Task objective:
Write how many lines in the records below include the string "CHOCOLATE". No other text should be given.

━━━ Dataset excerpts

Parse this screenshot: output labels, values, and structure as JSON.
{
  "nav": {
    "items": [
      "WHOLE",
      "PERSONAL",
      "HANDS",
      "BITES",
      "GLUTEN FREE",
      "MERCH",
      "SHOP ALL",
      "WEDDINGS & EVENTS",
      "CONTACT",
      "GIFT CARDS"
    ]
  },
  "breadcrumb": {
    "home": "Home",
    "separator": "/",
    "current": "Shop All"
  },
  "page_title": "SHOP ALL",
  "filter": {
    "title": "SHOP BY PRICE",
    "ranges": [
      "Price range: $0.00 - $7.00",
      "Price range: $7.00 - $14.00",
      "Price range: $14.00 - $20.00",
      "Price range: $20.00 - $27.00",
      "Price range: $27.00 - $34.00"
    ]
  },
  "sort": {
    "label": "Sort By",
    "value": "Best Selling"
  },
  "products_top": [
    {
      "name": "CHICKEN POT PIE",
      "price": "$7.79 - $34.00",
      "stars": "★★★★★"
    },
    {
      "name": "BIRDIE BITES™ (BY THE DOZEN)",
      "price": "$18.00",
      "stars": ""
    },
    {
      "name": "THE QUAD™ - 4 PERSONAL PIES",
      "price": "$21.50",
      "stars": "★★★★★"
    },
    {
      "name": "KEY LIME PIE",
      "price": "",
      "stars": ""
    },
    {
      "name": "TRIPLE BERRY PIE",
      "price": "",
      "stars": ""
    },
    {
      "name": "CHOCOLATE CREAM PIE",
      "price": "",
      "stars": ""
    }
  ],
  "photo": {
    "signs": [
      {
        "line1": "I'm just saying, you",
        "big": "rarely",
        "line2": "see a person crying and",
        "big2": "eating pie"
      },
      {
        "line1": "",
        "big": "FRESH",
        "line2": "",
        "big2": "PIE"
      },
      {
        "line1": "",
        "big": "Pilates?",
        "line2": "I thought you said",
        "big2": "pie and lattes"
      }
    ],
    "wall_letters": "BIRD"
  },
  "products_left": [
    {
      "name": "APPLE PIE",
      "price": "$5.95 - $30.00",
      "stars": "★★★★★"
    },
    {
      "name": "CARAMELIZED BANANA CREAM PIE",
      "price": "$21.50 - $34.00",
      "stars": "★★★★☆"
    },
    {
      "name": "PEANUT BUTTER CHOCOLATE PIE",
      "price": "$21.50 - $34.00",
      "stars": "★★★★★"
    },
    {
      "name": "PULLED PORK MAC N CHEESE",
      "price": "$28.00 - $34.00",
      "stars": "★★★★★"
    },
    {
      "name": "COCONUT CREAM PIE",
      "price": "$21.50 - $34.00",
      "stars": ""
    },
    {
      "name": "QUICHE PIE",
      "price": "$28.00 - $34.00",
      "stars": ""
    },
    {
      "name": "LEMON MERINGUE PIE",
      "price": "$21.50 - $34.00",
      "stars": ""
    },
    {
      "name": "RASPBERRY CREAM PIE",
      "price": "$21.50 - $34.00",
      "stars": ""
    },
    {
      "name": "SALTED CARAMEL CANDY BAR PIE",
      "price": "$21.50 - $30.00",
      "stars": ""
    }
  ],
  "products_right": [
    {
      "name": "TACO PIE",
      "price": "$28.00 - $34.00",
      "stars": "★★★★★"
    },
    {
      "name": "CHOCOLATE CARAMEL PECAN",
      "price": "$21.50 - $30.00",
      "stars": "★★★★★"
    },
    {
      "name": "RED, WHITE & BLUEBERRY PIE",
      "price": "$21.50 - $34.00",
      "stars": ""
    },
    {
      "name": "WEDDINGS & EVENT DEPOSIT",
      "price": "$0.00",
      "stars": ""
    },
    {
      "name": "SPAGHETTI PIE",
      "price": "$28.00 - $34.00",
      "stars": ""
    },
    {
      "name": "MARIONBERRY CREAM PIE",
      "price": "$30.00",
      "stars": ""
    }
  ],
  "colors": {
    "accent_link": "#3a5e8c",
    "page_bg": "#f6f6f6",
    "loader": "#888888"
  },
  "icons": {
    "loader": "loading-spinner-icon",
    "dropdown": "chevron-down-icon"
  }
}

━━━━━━

Response to the task:
3